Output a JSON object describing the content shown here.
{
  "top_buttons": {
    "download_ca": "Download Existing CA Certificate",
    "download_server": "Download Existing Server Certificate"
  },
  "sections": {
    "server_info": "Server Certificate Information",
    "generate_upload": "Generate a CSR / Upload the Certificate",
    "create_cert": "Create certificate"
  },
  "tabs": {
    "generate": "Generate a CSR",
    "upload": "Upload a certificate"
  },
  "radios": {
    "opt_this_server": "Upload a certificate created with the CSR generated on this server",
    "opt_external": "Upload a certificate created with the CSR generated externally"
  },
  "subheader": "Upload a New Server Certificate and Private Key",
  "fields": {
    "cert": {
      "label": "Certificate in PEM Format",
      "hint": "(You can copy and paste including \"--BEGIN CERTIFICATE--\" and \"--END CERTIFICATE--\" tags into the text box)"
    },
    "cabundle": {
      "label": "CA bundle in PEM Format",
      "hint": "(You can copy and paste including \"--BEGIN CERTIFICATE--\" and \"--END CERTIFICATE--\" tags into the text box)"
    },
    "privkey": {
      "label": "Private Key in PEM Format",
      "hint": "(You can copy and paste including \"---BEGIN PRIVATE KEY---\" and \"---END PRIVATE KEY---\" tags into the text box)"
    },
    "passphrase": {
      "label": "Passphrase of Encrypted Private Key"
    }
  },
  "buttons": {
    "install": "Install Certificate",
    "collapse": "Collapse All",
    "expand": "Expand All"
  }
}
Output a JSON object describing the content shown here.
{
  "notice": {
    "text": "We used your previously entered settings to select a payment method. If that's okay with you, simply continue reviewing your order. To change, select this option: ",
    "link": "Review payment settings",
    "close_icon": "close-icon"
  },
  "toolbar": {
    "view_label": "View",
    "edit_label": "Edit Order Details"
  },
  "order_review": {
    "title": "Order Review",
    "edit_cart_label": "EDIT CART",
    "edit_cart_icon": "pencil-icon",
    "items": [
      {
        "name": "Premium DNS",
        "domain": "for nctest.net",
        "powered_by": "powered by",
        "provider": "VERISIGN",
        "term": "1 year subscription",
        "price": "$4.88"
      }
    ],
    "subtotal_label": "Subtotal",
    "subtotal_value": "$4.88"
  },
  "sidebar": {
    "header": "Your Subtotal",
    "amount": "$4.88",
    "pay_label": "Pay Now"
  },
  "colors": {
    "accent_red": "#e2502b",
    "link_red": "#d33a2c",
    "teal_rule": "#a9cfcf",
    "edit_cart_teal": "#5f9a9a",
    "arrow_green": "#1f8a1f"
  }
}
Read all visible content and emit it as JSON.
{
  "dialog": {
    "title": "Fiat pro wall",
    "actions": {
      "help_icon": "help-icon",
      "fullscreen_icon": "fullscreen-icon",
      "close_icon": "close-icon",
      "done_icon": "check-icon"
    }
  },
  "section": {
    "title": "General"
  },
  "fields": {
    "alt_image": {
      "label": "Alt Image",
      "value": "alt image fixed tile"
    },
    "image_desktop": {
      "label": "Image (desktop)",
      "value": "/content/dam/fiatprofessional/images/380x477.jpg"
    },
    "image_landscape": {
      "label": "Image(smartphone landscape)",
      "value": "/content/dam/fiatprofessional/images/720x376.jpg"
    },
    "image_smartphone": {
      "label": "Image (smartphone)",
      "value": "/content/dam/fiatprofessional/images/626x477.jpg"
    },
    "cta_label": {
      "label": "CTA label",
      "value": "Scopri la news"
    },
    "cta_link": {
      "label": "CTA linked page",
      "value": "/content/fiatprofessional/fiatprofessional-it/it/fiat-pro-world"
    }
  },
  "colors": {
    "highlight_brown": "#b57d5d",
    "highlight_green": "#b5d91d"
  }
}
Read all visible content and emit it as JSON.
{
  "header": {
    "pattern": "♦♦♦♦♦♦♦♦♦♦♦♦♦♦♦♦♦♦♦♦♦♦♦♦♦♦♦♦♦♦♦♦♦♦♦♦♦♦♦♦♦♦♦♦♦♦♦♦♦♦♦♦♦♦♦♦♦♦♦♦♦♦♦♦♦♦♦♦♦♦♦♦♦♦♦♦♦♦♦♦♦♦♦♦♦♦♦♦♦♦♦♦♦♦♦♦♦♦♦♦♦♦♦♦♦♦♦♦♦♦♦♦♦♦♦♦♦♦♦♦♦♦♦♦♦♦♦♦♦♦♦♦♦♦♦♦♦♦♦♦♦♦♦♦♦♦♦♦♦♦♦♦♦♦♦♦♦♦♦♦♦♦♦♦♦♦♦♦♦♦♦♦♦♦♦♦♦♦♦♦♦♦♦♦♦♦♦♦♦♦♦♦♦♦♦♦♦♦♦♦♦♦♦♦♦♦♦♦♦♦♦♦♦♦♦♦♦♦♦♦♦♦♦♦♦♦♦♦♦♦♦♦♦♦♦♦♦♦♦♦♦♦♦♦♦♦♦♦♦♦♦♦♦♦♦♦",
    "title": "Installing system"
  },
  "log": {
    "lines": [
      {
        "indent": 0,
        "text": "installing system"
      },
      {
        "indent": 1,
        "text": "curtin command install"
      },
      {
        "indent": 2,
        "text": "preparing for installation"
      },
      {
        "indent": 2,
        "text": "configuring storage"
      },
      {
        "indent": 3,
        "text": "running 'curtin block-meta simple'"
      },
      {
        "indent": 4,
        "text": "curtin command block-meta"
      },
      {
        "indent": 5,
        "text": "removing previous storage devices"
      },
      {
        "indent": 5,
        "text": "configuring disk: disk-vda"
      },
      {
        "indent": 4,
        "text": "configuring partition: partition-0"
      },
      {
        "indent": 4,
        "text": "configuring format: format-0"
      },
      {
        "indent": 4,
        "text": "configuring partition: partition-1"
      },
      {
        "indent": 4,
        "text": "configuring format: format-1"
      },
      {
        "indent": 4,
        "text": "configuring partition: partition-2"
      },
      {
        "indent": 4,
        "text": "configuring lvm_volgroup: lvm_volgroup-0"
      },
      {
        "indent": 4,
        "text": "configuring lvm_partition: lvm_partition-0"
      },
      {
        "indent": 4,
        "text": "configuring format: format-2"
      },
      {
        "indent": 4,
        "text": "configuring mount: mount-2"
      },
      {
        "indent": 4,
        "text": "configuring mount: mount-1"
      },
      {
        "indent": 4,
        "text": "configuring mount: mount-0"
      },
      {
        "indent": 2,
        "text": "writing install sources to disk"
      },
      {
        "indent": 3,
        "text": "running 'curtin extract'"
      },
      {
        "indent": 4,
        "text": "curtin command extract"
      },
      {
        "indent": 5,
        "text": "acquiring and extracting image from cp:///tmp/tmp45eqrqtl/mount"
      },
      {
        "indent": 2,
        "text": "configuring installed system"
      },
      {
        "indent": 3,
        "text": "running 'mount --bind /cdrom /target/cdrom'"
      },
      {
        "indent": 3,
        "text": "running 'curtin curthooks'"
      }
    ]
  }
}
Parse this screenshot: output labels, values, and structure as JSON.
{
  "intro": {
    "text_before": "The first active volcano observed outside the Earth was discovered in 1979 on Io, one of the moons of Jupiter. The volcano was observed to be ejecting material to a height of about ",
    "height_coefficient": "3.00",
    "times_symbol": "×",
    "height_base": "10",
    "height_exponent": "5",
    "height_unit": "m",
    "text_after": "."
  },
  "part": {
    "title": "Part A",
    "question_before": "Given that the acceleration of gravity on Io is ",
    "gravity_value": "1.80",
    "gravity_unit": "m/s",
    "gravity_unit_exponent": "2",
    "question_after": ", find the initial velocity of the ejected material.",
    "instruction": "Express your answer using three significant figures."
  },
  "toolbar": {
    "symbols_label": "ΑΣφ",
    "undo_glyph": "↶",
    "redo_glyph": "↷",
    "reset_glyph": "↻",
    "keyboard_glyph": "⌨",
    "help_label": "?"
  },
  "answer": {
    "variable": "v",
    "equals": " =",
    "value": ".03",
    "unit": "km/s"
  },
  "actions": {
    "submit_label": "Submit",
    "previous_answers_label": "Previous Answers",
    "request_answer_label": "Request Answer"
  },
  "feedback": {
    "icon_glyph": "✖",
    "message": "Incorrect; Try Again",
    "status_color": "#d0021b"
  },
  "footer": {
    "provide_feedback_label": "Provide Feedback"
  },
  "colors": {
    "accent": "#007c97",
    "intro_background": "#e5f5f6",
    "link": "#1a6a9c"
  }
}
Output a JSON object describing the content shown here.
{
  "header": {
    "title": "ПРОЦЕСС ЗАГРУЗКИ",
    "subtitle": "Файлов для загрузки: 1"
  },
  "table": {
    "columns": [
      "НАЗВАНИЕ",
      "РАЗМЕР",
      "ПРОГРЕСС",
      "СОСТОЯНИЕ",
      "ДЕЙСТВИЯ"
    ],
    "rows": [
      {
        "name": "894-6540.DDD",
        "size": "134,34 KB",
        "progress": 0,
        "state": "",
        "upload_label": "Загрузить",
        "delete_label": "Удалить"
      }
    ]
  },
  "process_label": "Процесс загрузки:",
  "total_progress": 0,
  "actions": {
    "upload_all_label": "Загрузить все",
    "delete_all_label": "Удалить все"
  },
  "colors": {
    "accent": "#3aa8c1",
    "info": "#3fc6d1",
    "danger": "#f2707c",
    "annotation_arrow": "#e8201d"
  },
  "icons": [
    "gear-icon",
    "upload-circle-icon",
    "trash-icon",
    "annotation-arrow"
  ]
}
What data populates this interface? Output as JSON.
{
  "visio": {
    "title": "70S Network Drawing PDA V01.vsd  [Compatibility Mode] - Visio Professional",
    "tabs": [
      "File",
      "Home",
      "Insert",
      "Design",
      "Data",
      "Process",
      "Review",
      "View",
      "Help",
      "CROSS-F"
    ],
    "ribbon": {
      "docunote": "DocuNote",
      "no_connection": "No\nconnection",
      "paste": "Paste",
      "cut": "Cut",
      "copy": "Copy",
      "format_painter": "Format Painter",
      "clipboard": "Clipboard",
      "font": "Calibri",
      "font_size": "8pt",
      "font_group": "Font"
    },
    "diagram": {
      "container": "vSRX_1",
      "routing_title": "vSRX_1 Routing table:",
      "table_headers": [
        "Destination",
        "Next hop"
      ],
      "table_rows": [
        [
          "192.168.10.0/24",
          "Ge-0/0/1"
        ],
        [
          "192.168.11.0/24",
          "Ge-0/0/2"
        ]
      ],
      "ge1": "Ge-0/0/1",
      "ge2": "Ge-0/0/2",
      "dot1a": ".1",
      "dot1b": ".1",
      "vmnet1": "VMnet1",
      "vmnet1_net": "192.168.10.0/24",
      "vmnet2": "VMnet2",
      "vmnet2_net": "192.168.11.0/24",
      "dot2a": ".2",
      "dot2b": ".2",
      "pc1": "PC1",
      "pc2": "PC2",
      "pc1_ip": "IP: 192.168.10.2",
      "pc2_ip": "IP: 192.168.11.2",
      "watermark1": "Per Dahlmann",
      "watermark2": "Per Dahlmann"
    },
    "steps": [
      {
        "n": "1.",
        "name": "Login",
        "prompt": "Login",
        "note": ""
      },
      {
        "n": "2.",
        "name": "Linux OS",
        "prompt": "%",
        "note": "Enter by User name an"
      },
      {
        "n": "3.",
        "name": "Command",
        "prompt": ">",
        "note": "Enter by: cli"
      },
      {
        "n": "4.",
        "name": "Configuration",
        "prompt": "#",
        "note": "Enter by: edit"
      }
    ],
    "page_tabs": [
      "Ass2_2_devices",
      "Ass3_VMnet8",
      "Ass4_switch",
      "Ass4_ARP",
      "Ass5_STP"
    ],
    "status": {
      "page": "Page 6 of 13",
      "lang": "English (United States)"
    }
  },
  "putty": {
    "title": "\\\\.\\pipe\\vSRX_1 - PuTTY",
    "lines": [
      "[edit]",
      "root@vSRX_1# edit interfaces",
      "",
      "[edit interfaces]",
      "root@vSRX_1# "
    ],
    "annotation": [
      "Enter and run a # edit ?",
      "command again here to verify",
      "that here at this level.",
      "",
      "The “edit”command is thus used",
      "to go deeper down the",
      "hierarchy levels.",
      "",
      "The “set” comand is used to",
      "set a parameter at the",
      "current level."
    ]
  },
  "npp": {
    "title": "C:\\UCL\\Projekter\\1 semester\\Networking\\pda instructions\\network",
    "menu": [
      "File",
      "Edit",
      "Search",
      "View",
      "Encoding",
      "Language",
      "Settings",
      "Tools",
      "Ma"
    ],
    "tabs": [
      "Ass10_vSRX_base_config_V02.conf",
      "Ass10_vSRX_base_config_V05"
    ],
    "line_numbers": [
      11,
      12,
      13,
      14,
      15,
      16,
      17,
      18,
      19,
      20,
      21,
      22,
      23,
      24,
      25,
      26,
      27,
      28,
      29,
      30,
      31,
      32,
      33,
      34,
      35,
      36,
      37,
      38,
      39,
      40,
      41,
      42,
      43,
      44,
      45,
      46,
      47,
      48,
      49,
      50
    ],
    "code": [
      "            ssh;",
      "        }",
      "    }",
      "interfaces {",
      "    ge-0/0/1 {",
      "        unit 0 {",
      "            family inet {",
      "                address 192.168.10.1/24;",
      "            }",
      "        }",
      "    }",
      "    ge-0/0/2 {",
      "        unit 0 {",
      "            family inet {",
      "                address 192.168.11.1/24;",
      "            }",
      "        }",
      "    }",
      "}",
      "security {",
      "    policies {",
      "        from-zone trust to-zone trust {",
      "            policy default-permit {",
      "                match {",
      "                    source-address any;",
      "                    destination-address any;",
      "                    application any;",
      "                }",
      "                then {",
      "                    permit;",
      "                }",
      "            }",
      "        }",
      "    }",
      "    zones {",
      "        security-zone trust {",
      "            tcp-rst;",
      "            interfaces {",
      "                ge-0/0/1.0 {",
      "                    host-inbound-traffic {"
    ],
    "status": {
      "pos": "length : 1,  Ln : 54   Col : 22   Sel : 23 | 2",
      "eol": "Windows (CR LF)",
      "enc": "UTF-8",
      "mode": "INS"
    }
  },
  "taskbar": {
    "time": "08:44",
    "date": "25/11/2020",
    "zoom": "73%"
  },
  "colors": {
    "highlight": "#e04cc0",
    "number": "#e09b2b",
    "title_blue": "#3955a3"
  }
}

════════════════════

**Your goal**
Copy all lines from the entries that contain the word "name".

**Result of this task**
        "name": "Premium DNS",
        "name": "894-6540.DDD",
        "name": "Login",
        "name": "Linux OS",
        "note": "Enter by User name an"
        "name": "Command",
        "name": "Configuration",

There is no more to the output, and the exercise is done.